What most excites XPRIZE about these semi-finalist teams is the possibility that their innovative software solutions can exponentially transform the way learning happens across the world, especially in places where children simply cannot get to school
Children from 150 villages will be given tablets, and after 15 months the team whose solution enables the greatest proficiency gains in reading, writing and arithmetic will receive the Grand Prize of $10 million, to be announced in April 2019. In addition, each of the five finalists will be required to open source both their code and their content which will be free and available for anyone to build on.

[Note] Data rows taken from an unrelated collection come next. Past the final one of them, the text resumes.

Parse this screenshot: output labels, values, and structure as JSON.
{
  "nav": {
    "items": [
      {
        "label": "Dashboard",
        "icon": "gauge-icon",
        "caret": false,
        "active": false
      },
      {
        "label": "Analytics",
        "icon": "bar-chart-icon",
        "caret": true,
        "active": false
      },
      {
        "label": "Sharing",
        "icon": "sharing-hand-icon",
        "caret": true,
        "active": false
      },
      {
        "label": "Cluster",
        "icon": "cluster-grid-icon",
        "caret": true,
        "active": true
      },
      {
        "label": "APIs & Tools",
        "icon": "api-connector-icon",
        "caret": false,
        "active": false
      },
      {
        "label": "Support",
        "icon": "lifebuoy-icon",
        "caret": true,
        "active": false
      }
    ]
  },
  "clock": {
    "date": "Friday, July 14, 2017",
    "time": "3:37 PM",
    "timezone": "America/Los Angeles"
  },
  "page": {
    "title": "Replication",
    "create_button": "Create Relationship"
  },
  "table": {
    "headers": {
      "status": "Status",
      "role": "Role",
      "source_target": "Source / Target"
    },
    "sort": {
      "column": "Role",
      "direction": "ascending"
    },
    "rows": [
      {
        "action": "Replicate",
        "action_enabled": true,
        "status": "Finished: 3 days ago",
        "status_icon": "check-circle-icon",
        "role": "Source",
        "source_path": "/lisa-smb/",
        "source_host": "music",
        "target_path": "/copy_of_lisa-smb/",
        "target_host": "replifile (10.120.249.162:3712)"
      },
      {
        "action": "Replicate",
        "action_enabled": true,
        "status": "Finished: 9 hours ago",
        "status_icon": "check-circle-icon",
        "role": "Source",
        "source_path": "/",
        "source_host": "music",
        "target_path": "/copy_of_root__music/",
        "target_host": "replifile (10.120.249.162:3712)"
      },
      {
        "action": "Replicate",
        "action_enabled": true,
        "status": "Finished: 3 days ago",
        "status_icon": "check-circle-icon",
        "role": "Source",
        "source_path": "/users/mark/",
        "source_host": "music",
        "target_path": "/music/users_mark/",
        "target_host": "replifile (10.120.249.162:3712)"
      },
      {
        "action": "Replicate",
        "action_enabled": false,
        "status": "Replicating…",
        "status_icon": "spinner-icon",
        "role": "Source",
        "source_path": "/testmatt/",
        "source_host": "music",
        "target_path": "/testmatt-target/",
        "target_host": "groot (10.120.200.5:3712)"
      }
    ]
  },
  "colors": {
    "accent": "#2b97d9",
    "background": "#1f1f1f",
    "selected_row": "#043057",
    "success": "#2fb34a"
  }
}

ET spoke to Matt Keller senior director of the Global Learning XPRIZE at Edtechx Europe, during London Edtech Week, after he announced the eleven semi-finalists. He said; ‘[The XPRIZE is a] competition that is designed to get teams to think deeply about how children learn on their own.’
“Throughout my career, I’ve seen the many ways technology has evolved to help children access an education they may otherwise not have. What most excites XPRIZE about these semi-finalist teams is the possibility that their innovative software solutions can exponentially transform the way learning happens across the world, especially in places where children simply cannot get to school.”

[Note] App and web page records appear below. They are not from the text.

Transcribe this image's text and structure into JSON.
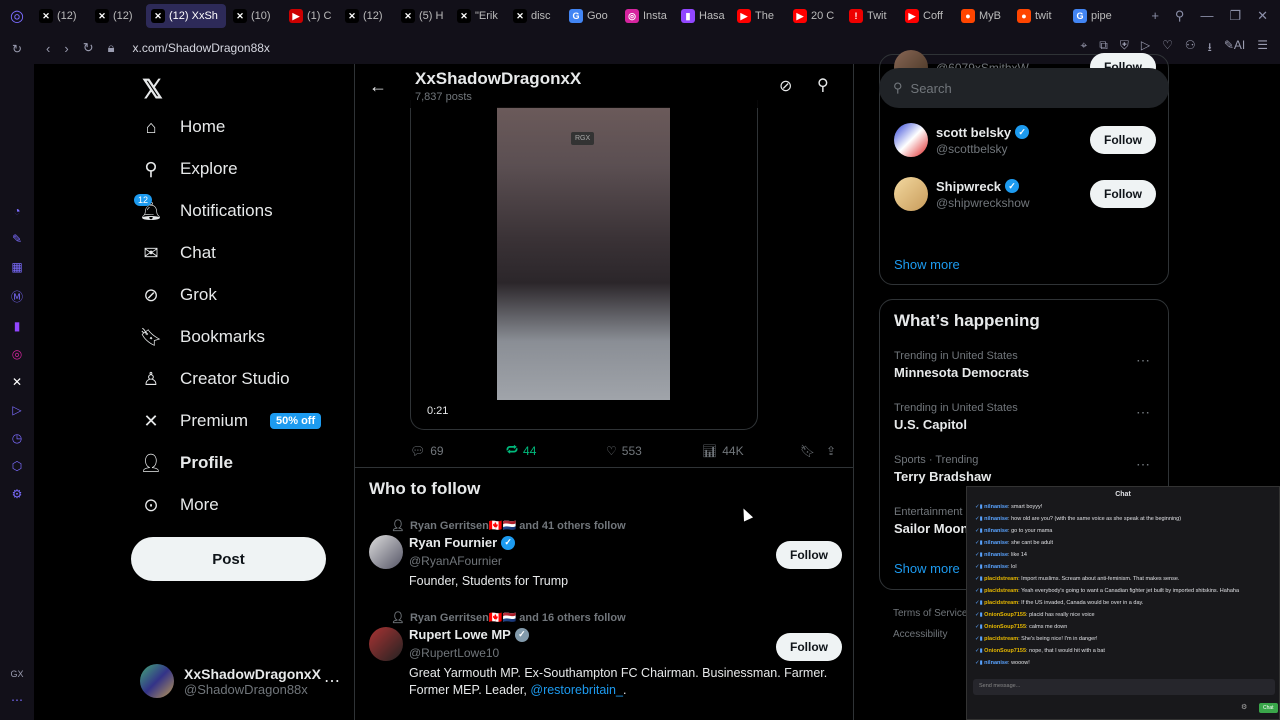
{
  "browser": {
    "tabs": [
      {
        "label": "(12)",
        "fav": "✕",
        "color": "#000"
      },
      {
        "label": "(12)",
        "fav": "✕",
        "color": "#000"
      },
      {
        "label": "(12) XxSh",
        "fav": "✕",
        "color": "#000",
        "active": true
      },
      {
        "label": "(10)",
        "fav": "✕",
        "color": "#000"
      },
      {
        "label": "(1) C",
        "fav": "▶",
        "color": "#c00"
      },
      {
        "label": "(12)",
        "fav": "✕",
        "color": "#000"
      },
      {
        "label": "(5) H",
        "fav": "✕",
        "color": "#000"
      },
      {
        "label": "\"Erik",
        "fav": "✕",
        "color": "#000"
      },
      {
        "label": "disc",
        "fav": "✕",
        "color": "#000"
      },
      {
        "label": "Goo",
        "fav": "G",
        "color": "#4285f4"
      },
      {
        "label": "Insta",
        "fav": "◎",
        "color": "#d6249f"
      },
      {
        "label": "Hasa",
        "fav": "▮",
        "color": "#9146ff"
      },
      {
        "label": "The",
        "fav": "▶",
        "color": "#f00"
      },
      {
        "label": "20 C",
        "fav": "▶",
        "color": "#f00"
      },
      {
        "label": "Twit",
        "fav": "!",
        "color": "#e00"
      },
      {
        "label": "Coff",
        "fav": "▶",
        "color": "#f00"
      },
      {
        "label": "MyB",
        "fav": "●",
        "color": "#ff4500"
      },
      {
        "label": "twit",
        "fav": "●",
        "color": "#ff4500"
      },
      {
        "label": "pipe",
        "fav": "G",
        "color": "#4285f4"
      }
    ],
    "url": "x.com/ShadowDragon88x",
    "ai_label": "AI"
  },
  "nav": {
    "items": [
      {
        "label": "Home",
        "icon": "home-icon",
        "glyph": "⌂"
      },
      {
        "label": "Explore",
        "icon": "search-icon",
        "glyph": "⚲"
      },
      {
        "label": "Notifications",
        "icon": "bell-icon",
        "glyph": "🔔︎"
      },
      {
        "label": "Chat",
        "icon": "mail-icon",
        "glyph": "✉"
      },
      {
        "label": "Grok",
        "icon": "grok-icon",
        "glyph": "⊘"
      },
      {
        "label": "Bookmarks",
        "icon": "bookmark-icon",
        "glyph": "🔖︎"
      },
      {
        "label": "Creator Studio",
        "icon": "creator-studio-icon",
        "glyph": "♙"
      },
      {
        "label": "Premium",
        "icon": "x-premium-icon",
        "glyph": "✕"
      },
      {
        "label": "Profile",
        "icon": "profile-icon",
        "glyph": "👤︎"
      },
      {
        "label": "More",
        "icon": "more-icon",
        "glyph": "⊙"
      }
    ],
    "notif_count": "12",
    "premium_badge": "50% off",
    "post_label": "Post",
    "account": {
      "name": "XxShadowDragonxX",
      "handle": "@ShadowDragon88x"
    }
  },
  "profile_header": {
    "name": "XxShadowDragonxX",
    "posts": "7,837 posts"
  },
  "video": {
    "watermark": "RGX",
    "duration": "0:21"
  },
  "post_actions": {
    "replies": "69",
    "reposts": "44",
    "likes": "553",
    "views": "44K"
  },
  "who_to_follow": {
    "title": "Who to follow",
    "follow_label": "Follow",
    "people": [
      {
        "social": "Ryan Gerritsen🇨🇦🇳🇱 and 41 others follow",
        "name": "Ryan Fournier",
        "handle": "@RyanAFournier",
        "bio": "Founder, Students for Trump",
        "verified": "blue"
      },
      {
        "social": "Ryan Gerritsen🇨🇦🇳🇱 and 16 others follow",
        "name": "Rupert Lowe MP",
        "handle": "@RupertLowe10",
        "bio": "Great Yarmouth MP. Ex-Southampton FC Chairman. Businessman. Farmer. Former MEP. Leader,",
        "bio_link": "@restorebritain_",
        "bio_end": ".",
        "verified": "gray"
      }
    ]
  },
  "right": {
    "search_placeholder": "Search",
    "suggestions": [
      {
        "name": "",
        "handle": "@6079xSmithxW"
      },
      {
        "name": "scott belsky",
        "handle": "@scottbelsky"
      },
      {
        "name": "Shipwreck",
        "handle": "@shipwreckshow"
      }
    ],
    "follow_label": "Follow",
    "show_more": "Show more",
    "happening_title": "What’s happening",
    "trends": [
      {
        "context": "Trending in United States",
        "name": "Minnesota Democrats"
      },
      {
        "context": "Trending in United States",
        "name": "U.S. Capitol"
      },
      {
        "context": "Sports · Trending",
        "name": "Terry Bradshaw"
      },
      {
        "context": "Entertainment",
        "name": "Sailor Moon"
      }
    ],
    "show_more_2": "Show more",
    "footer": [
      "Terms of Service",
      "Accessibility"
    ]
  },
  "chat": {
    "title": "Chat",
    "messages": [
      {
        "user": "nilnanise",
        "text": "smart boyyy!",
        "yellow": false
      },
      {
        "user": "nilnanise",
        "text": "how old are you? (with the same voice as she speak at the beginning)",
        "yellow": false
      },
      {
        "user": "nilnanise",
        "text": "go to your mama",
        "yellow": false
      },
      {
        "user": "nilnanise",
        "text": "she cant be adult",
        "yellow": false
      },
      {
        "user": "nilnanise",
        "text": "like 14",
        "yellow": false
      },
      {
        "user": "nilnanise",
        "text": "lol",
        "yellow": false
      },
      {
        "user": "placidstream",
        "text": "Import muslims. Scream about anti-feminism. That makes sense.",
        "yellow": true
      },
      {
        "user": "placidstream",
        "text": "Yeah everybody's going to want a Canadian fighter jet built by imported shitskins. Hahaha",
        "yellow": true
      },
      {
        "user": "placidstream",
        "text": "If the US invaded, Canada would be over in a day.",
        "yellow": true
      },
      {
        "user": "OnionSoup7155",
        "text": "placid has really nice voice",
        "yellow": true
      },
      {
        "user": "OnionSoup7155",
        "text": "calms me down",
        "yellow": true
      },
      {
        "user": "placidstream",
        "text": "She's being nice! I'm in danger!",
        "yellow": true
      },
      {
        "user": "OnionSoup7155",
        "text": "nope, that I would hit with a bat",
        "yellow": true
      },
      {
        "user": "nilnanise",
        "text": "wooow!",
        "yellow": false
      }
    ],
    "input_placeholder": "Send message...",
    "send_label": "Chat"
  }
}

All of the eleven teams have developed different educational approaches and techniques five of these will trial the efficacy of their programme on tablets. At the end of the field-testing phase, the team whose solution enables the greatest proficiency gains in reading, writing and arithmetic will receive the Grand Prize of $10 million, to be announced in April 2019. In addition, each of the five finalists will be required to open source both their code and their content which will be free and available for anyone to build on.
Five of these eleven semi-finalist teams will be chosen to proceed in Tanzania:

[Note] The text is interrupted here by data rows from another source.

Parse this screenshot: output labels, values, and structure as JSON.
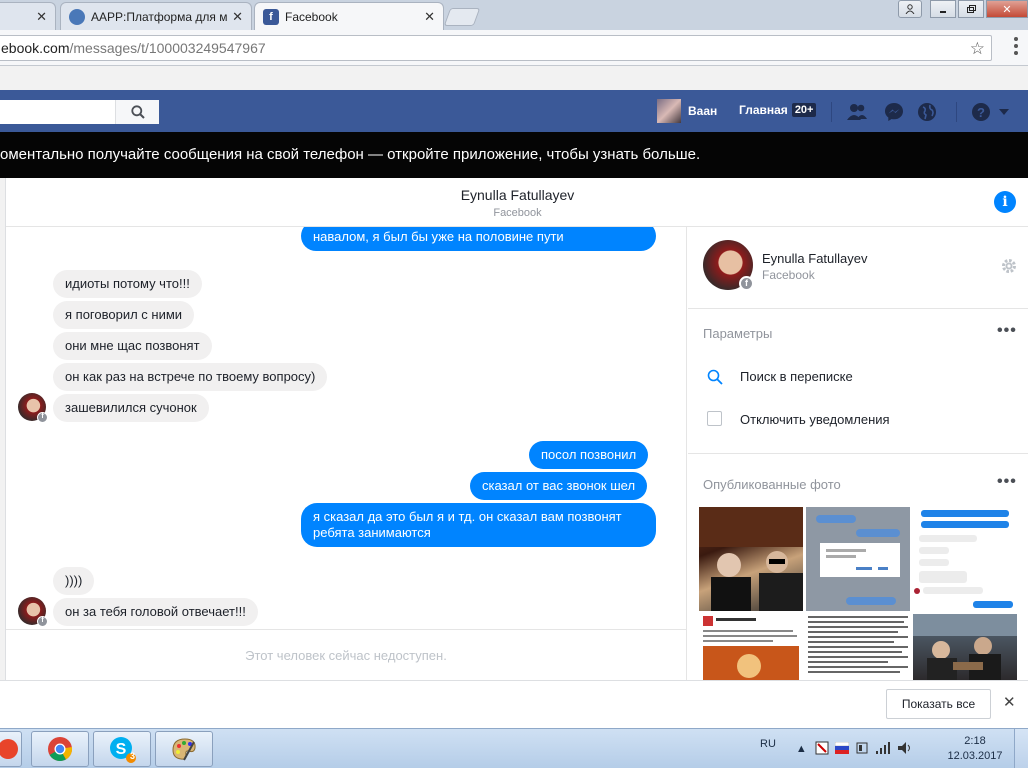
{
  "browser": {
    "tabs": [
      {
        "label": "",
        "close": "✕"
      },
      {
        "label": "AAPP:Платформа для м",
        "close": "✕"
      },
      {
        "label": "Facebook",
        "close": "✕"
      }
    ],
    "url_domain": "ebook.com",
    "url_path": "/messages/t/100003249547967"
  },
  "fb_bar": {
    "user_name": "Ваан",
    "home_label": "Главная",
    "home_badge": "20+"
  },
  "banner": {
    "text": "оментально получайте сообщения на свой телефон — откройте приложение, чтобы узнать больше."
  },
  "conversation": {
    "name": "Eynulla Fatullayev",
    "subtitle": "Facebook",
    "info_label": "i",
    "messages": [
      {
        "dir": "out",
        "text": "навалом, я был бы уже на половине пути"
      },
      {
        "dir": "in",
        "text": "идиоты потому что!!!"
      },
      {
        "dir": "in",
        "text": "я поговорил с ними"
      },
      {
        "dir": "in",
        "text": "они мне щас позвонят"
      },
      {
        "dir": "in",
        "text": "он как раз на встрече по твоему вопросу)"
      },
      {
        "dir": "in",
        "text": "зашевилился сучонок"
      },
      {
        "dir": "out",
        "text": "посол позвонил"
      },
      {
        "dir": "out",
        "text": "сказал от вас звонок шел"
      },
      {
        "dir": "out",
        "text": "я сказал да это был я и тд. он сказал вам позвонят",
        "text2": "ребята занимаются"
      },
      {
        "dir": "in",
        "text": "))))"
      },
      {
        "dir": "in",
        "text": "он за тебя головой отвечает!!!"
      }
    ],
    "unavailable": "Этот человек сейчас недоступен."
  },
  "right_panel": {
    "name": "Eynulla Fatullayev",
    "subtitle": "Facebook",
    "options_title": "Параметры",
    "search_label": "Поиск в переписке",
    "mute_label": "Отключить уведомления",
    "photos_title": "Опубликованные фото",
    "more": "•••"
  },
  "bottom": {
    "show_all": "Показать все",
    "close": "✕"
  },
  "taskbar": {
    "lang": "RU",
    "time": "2:18",
    "date": "12.03.2017",
    "skype_badge": "3"
  },
  "colors": {
    "fb_blue": "#3b5998",
    "messenger_blue": "#0084ff"
  }
}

· AutoCognita from Hong Kong, China & Bellingham, United States)uses a structured curriculum, active learning pedagogy and user experience-focused design.
· CCI from United States) is developing structured and sequential instructional programs, in addition to a platform seeking to enable non-coders to develop engaging learning content.
· Chimple from Bangalore, India 60 explorative games and 70 different stories
· Education Apps for All from the United States is developing an app to teach the building blocks of reading while encouraging oral language development and reading comprehension.
· Leap to Know from South Africa is developing an app rich with culturally relevant stories that help to build learning foundations for children at different education levels.
· Learn Leap Fly (Ottawa, Canada) is using social software and story-based learning to deliver a culture and language-adaptable learning platform for reading, writing, and arithmetic.
· LiteracyApp.org from Norway is using exponential technologies like face recognition and machine learning to build an artificial intelligence (AI) tutor able to adapt itself to different children.
· onebillion from UK, Malawi and Tanzania is merging numeracy content with new literacy material to offer directed learning and creative activities alongside continuous monitoring to respond to different children’s needs.
· RoboTutor (Pittsburgh, United States) is leveraging Carnegie Mellon’s research in reading and math tutors, speech recognition and synthesis, machine learning, educational data mining, cognitive psychology, and human-computer interaction.
· Kitkit School (Berkeley, United States) is developing a learning program with a game-based core and flexible learning architecture aimed at helping children independently learn, irrespective of their knowledge, skill, and environment.
· The School of Games (San Francisco, United States) is creating a series of games to teach reading, writing, numeracy and speaking skills that adapt to different learning styles.
UNESCO estimates that the world needs 1.6 million more teachers globally, a number set to double by 2030. The Global Learning XPRIZE will help prove that with the right education technology resources and partnerships, children can teach themselves to read, write and do arithmetic. By ensuring each finalists’ solutions are open source, XPRIZE also aims to proliferate solutions worldwide at the intersection of technology and learning. The $10million prize for the winning team is funded by Elon Musk, inventor, investor and CEO of Tesla.